Data for this task Block Start
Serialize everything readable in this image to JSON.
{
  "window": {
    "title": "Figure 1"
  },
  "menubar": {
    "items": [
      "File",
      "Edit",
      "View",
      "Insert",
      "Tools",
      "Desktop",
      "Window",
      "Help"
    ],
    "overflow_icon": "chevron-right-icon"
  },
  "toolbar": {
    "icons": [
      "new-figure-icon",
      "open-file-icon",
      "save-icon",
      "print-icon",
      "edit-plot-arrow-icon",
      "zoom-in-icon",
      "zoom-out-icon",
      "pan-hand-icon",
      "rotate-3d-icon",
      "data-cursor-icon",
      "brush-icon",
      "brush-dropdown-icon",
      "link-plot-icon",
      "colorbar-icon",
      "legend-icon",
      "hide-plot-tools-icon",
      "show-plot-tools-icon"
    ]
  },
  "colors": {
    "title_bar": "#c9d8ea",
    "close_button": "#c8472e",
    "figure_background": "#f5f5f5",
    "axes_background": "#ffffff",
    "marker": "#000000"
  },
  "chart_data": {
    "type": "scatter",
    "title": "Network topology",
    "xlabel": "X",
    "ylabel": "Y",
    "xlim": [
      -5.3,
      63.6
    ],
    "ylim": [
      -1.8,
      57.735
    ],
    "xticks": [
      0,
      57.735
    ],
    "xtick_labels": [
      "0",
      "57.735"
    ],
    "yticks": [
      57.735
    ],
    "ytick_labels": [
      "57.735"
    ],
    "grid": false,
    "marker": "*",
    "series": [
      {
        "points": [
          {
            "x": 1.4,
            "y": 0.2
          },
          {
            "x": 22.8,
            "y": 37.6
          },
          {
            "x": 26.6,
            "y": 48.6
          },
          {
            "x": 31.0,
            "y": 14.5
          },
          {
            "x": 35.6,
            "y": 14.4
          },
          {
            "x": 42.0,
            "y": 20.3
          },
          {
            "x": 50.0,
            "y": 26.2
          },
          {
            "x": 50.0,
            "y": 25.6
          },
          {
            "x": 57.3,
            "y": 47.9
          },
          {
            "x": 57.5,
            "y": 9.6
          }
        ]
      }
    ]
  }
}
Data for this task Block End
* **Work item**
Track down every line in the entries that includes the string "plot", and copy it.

* **Result below**
      "edit-plot-arrow-icon",
      "link-plot-icon",
      "hide-plot-tools-icon",
      "show-plot-tools-icon"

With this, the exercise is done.